Aim of the exercise:
What follows is a set of records. Repeat every one of them exactly.

(Stored records)
-------
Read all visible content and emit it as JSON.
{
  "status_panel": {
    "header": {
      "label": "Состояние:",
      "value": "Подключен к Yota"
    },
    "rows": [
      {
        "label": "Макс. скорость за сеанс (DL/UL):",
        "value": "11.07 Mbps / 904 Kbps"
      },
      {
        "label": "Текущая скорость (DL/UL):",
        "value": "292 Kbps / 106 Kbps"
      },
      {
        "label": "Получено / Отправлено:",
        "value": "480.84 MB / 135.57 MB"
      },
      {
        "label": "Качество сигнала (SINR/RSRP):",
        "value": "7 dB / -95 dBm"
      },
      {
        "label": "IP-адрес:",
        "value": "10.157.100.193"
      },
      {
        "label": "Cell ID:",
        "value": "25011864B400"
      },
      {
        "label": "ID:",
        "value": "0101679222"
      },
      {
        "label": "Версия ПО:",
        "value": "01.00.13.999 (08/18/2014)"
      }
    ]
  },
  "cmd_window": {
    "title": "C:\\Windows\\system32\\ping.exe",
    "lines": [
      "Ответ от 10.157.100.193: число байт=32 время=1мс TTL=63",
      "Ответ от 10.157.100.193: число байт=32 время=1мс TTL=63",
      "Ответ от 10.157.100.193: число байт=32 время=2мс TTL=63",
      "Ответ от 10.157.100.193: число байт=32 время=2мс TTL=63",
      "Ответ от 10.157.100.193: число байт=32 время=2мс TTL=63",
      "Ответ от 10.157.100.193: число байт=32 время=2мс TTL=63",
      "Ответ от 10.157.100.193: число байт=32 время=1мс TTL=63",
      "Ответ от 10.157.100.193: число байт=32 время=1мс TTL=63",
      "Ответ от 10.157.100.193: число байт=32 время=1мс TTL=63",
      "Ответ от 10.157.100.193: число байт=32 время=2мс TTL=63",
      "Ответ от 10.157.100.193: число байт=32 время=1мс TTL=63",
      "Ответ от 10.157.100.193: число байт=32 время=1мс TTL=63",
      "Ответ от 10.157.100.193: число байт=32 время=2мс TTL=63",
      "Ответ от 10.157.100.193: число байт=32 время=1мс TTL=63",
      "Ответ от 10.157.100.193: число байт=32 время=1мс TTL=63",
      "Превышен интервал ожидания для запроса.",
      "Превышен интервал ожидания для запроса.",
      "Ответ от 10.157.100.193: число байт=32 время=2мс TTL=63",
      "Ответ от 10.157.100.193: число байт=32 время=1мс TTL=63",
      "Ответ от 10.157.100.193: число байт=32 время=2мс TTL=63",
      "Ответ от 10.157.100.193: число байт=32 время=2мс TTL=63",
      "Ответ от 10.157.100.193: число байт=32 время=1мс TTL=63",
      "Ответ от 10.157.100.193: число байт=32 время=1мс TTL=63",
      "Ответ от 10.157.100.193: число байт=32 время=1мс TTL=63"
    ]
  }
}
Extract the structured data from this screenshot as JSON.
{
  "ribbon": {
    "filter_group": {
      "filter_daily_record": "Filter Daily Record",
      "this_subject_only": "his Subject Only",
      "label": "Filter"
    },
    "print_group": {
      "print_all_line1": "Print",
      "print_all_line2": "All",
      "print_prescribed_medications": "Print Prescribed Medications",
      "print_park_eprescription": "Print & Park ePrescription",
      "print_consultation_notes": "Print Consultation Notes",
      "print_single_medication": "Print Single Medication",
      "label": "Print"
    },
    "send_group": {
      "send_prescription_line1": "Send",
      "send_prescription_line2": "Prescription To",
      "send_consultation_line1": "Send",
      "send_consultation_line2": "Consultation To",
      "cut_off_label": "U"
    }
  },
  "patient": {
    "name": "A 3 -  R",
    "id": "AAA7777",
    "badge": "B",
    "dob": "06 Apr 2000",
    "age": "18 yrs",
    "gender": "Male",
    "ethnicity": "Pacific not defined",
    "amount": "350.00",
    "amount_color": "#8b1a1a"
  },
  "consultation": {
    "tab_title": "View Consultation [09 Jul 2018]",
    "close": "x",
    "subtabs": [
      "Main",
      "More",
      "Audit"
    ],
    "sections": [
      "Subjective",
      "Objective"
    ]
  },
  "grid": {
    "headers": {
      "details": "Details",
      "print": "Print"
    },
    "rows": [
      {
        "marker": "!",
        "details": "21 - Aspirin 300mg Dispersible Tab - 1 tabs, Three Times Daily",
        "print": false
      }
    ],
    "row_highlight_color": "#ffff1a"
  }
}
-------
Output of the task:
Read all visible content and emit it as JSON.
{
  "status_panel": {
    "header": {
      "label": "Состояние:",
      "value": "Подключен к Yota"
    },
    "rows": [
      {
        "label": "Макс. скорость за сеанс (DL/UL):",
        "value": "11.07 Mbps / 904 Kbps"
      },
      {
        "label": "Текущая скорость (DL/UL):",
        "value": "292 Kbps / 106 Kbps"
      },
      {
        "label": "Получено / Отправлено:",
        "value": "480.84 MB / 135.57 MB"
      },
      {
        "label": "Качество сигнала (SINR/RSRP):",
        "value": "7 dB / -95 dBm"
      },
      {
        "label": "IP-адрес:",
        "value": "10.157.100.193"
      },
      {
        "label": "Cell ID:",
        "value": "25011864B400"
      },
      {
        "label": "ID:",
        "value": "0101679222"
      },
      {
        "label": "Версия ПО:",
        "value": "01.00.13.999 (08/18/2014)"
      }
    ]
  },
  "cmd_window": {
    "title": "C:\\Windows\\system32\\ping.exe",
    "lines": [
      "Ответ от 10.157.100.193: число байт=32 время=1мс TTL=63",
      "Ответ от 10.157.100.193: число байт=32 время=1мс TTL=63",
      "Ответ от 10.157.100.193: число байт=32 время=2мс TTL=63",
      "Ответ от 10.157.100.193: число байт=32 время=2мс TTL=63",
      "Ответ от 10.157.100.193: число байт=32 время=2мс TTL=63",
      "Ответ от 10.157.100.193: число байт=32 время=2мс TTL=63",
      "Ответ от 10.157.100.193: число байт=32 время=1мс TTL=63",
      "Ответ от 10.157.100.193: число байт=32 время=1мс TTL=63",
      "Ответ от 10.157.100.193: число байт=32 время=1мс TTL=63",
      "Ответ от 10.157.100.193: число байт=32 время=2мс TTL=63",
      "Ответ от 10.157.100.193: число байт=32 время=1мс TTL=63",
      "Ответ от 10.157.100.193: число байт=32 время=1мс TTL=63",
      "Ответ от 10.157.100.193: число байт=32 время=2мс TTL=63",
      "Ответ от 10.157.100.193: число байт=32 время=1мс TTL=63",
      "Ответ от 10.157.100.193: число байт=32 время=1мс TTL=63",
      "Превышен интервал ожидания для запроса.",
      "Превышен интервал ожидания для запроса.",
      "Ответ от 10.157.100.193: число байт=32 время=2мс TTL=63",
      "Ответ от 10.157.100.193: число байт=32 время=1мс TTL=63",
      "Ответ от 10.157.100.193: число байт=32 время=2мс TTL=63",
      "Ответ от 10.157.100.193: число байт=32 время=2мс TTL=63",
      "Ответ от 10.157.100.193: число байт=32 время=1мс TTL=63",
      "Ответ от 10.157.100.193: число байт=32 время=1мс TTL=63",
      "Ответ от 10.157.100.193: число байт=32 время=1мс TTL=63"
    ]
  }
}
Extract the structured data from this screenshot as JSON.
{
  "ribbon": {
    "filter_group": {
      "filter_daily_record": "Filter Daily Record",
      "this_subject_only": "his Subject Only",
      "label": "Filter"
    },
    "print_group": {
      "print_all_line1": "Print",
      "print_all_line2": "All",
      "print_prescribed_medications": "Print Prescribed Medications",
      "print_park_eprescription": "Print & Park ePrescription",
      "print_consultation_notes": "Print Consultation Notes",
      "print_single_medication": "Print Single Medication",
      "label": "Print"
    },
    "send_group": {
      "send_prescription_line1": "Send",
      "send_prescription_line2": "Prescription To",
      "send_consultation_line1": "Send",
      "send_consultation_line2": "Consultation To",
      "cut_off_label": "U"
    }
  },
  "patient": {
    "name": "A 3 -  R",
    "id": "AAA7777",
    "badge": "B",
    "dob": "06 Apr 2000",
    "age": "18 yrs",
    "gender": "Male",
    "ethnicity": "Pacific not defined",
    "amount": "350.00",
    "amount_color": "#8b1a1a"
  },
  "consultation": {
    "tab_title": "View Consultation [09 Jul 2018]",
    "close": "x",
    "subtabs": [
      "Main",
      "More",
      "Audit"
    ],
    "sections": [
      "Subjective",
      "Objective"
    ]
  },
  "grid": {
    "headers": {
      "details": "Details",
      "print": "Print"
    },
    "rows": [
      {
        "marker": "!",
        "details": "21 - Aspirin 300mg Dispersible Tab - 1 tabs, Three Times Daily",
        "print": false
      }
    ],
    "row_highlight_color": "#ffff1a"
  }
}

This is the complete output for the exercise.